This site hosts expository deep dives of technical topics in mathematics and computer science. Feedback is welcome; if you'd like to reach out, you can do so here. If you'd like to subscribe, you can do so using the Atom feed. The rest of this page gives a rundown of technical details related to the site.
Design & Features
Hosting & Services
This domain's nameservers are managed by Google Domains under a GSuite account. Code for the site is hosted in a private GitHub repo, and deployments occur using GitHub Actions. Almost everything else happens through AWS. All content is stored in a private S3 bucket and served through a Cloudfront distribution. The TLS certificate is also provided by Certificate Manager. The only historical analytics I use are backend Athena queries on pageview logs stored in another S3 bucket. For monitoring and alerts I use Cloudwatch dashboards with request alarms published to SNS topics. I have a simple contact form provided by Formspree, but in the future I plan to move this to a Lambda function connected to SES instead.
Tools & Languages
I usually write code in Python and C++. Occasionally I work with Rust, and from time to time I write in Go (specifically when I'm working on the site generator itself). For most coding projects I use JetBrains IDEs; in particular CLion, PyCharm and GoLand. I write articles in Markdown (with a few feature extensions) using Sublime Text, with realtime article preview in the browser using a Hugo-like, local rendering loop.
I create my plots with matplotlib, usually exported as an SVG for resolution independence. Occasionally SVG files are too big - for example, this density plot of all 16-digit floating point values takes an egregiously long time to load. In those cases I save the plot as a high DPI PNG file instead, which loads much faster. When I'm working in Python, I use NumPy and SciPy for numerical work. In C++ I typically use Eigen.
I use two machines. My daily driver is a 15-inch 2016 MacBook Pro with a 2.9 Ghz Quad-Core Intel Core i7 CPU, 16 GB 2133 Mhz LPDDR3 memory and a 1 TB SSD. For significant research and development work I use a custom workstation running Linux with a Supermicro MBD-X10DAX EATX Dual-CPU LGA2011-3 motherboard, two Intel Xeon E5-2640 v4 2.4 Ghz 10-core processors (20 cores, 40 hyperthreads), 12 32 GB Samsung 2133 Mhz DDR4 RAM sticks (384 GB RAM), 5 2 TB Samsung 860 Pro 2.5" SSD (10 TB SATA SSD) and 5 1 TB Samsung 970 Pro M.2 NVMe SSD (5 TB NVMe M.2 SSD). Occasionally I'll swap parts out depending on what I'm working on; for example, I might remove one of the M.2 PCIe adapters to add 10Gb networking or a GPU.

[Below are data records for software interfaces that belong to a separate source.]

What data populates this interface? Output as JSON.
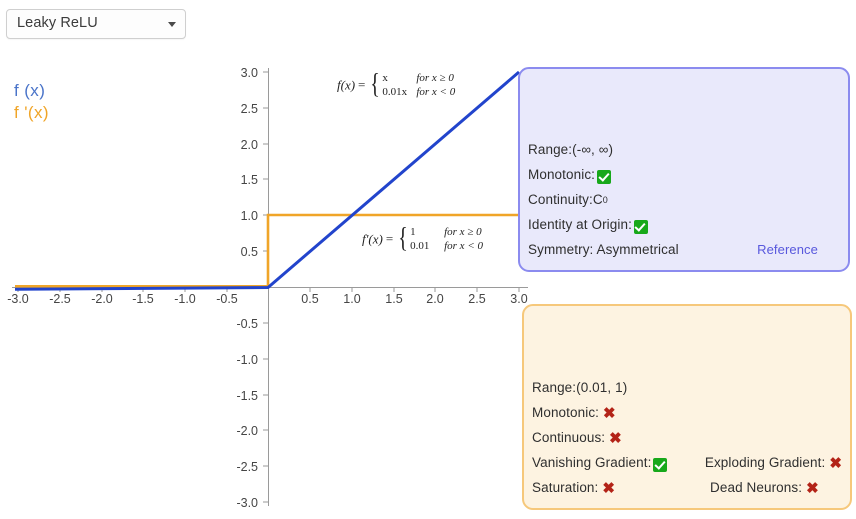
{
  "selector": {
    "value": "Leaky ReLU",
    "caret_icon": "chevron-down-icon"
  },
  "legend": {
    "function_label": "f (x)",
    "derivative_label": "f '(x)",
    "function_color": "#2244cc",
    "derivative_color": "#f0a528"
  },
  "formulas": {
    "function": {
      "lhs": "f(x)",
      "eq": "=",
      "cases": [
        {
          "value": "x",
          "condition": "for x ≥ 0"
        },
        {
          "value": "0.01x",
          "condition": "for x < 0"
        }
      ]
    },
    "derivative": {
      "lhs": "f'(x)",
      "eq": "=",
      "cases": [
        {
          "value": "1",
          "condition": "for x ≥ 0"
        },
        {
          "value": "0.01",
          "condition": "for x < 0"
        }
      ]
    }
  },
  "chart_data": {
    "type": "line",
    "title": "",
    "xlabel": "",
    "ylabel": "",
    "xlim": [
      -3.0,
      3.0
    ],
    "ylim": [
      -3.0,
      3.0
    ],
    "grid": false,
    "legend_position": "top-left-outside",
    "xticks": [
      "-3.0",
      "-2.5",
      "-2.0",
      "-1.5",
      "-1.0",
      "-0.5",
      "0.5",
      "1.0",
      "1.5",
      "2.0",
      "2.5",
      "3.0"
    ],
    "yticks": [
      "3.0",
      "2.5",
      "2.0",
      "1.5",
      "1.0",
      "0.5",
      "-0.5",
      "-1.0",
      "-1.5",
      "-2.0",
      "-2.5",
      "-3.0"
    ],
    "series": [
      {
        "name": "f (x)",
        "color": "#2244cc",
        "x": [
          -3.0,
          0.0,
          3.0
        ],
        "y": [
          -0.03,
          0.0,
          3.0
        ]
      },
      {
        "name": "f '(x)",
        "color": "#f0a528",
        "x": [
          -3.0,
          0.0,
          0.0,
          3.0
        ],
        "y": [
          0.01,
          0.01,
          1.0,
          1.0
        ]
      }
    ]
  },
  "function_panel": {
    "accent_color": "#8b8bef",
    "background_color": "#e9e9fb",
    "rows": [
      {
        "label": "Range:(-∞, ∞)",
        "mark": "none"
      },
      {
        "label": "Monotonic:",
        "mark": "yes"
      },
      {
        "label": "Continuity:C",
        "sup": "0",
        "mark": "none"
      },
      {
        "label": "Identity at Origin:",
        "mark": "yes"
      },
      {
        "label": "Symmetry: Asymmetrical",
        "mark": "none"
      }
    ],
    "reference_label": "Reference"
  },
  "derivative_panel": {
    "accent_color": "#f6c87b",
    "background_color": "#fdf3e1",
    "rows": [
      {
        "label": "Range:(0.01, 1)",
        "mark": "none"
      },
      {
        "label": "Monotonic:",
        "mark": "no"
      },
      {
        "label": "Continuous:",
        "mark": "no"
      },
      {
        "label": "Vanishing Gradient:",
        "mark": "yes",
        "right_label": "Exploding Gradient:",
        "right_mark": "no"
      },
      {
        "label": "Saturation:",
        "mark": "no",
        "right_label": "Dead Neurons:",
        "right_mark": "no"
      }
    ]
  },
  "marks": {
    "yes_icon": "check-mark-icon",
    "no_icon": "cross-mark-icon",
    "no_glyph": "✖"
  }
}
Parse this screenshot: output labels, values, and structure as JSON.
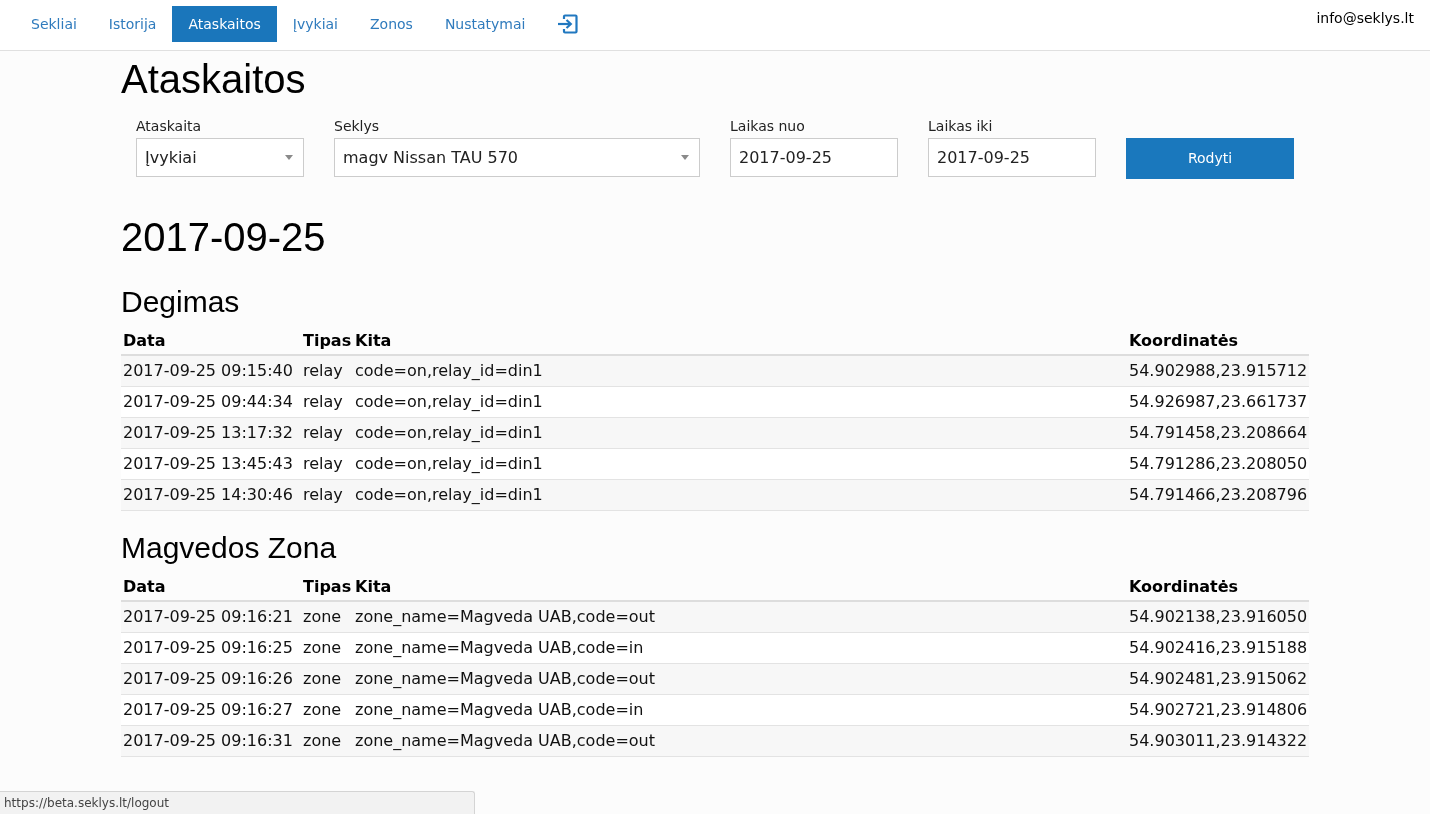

Copyright & License
All articles on this site are licensed under the CC BY 4.0 license. This means you may share and adapt the content freely, including for commercial purposes, so long as attribution is provided to this site. Likewise all code is licensed under the MIT license. You are allowed to freely use and distribute the code for any reason, including commercial purposes, so long as you provide attribution to this site.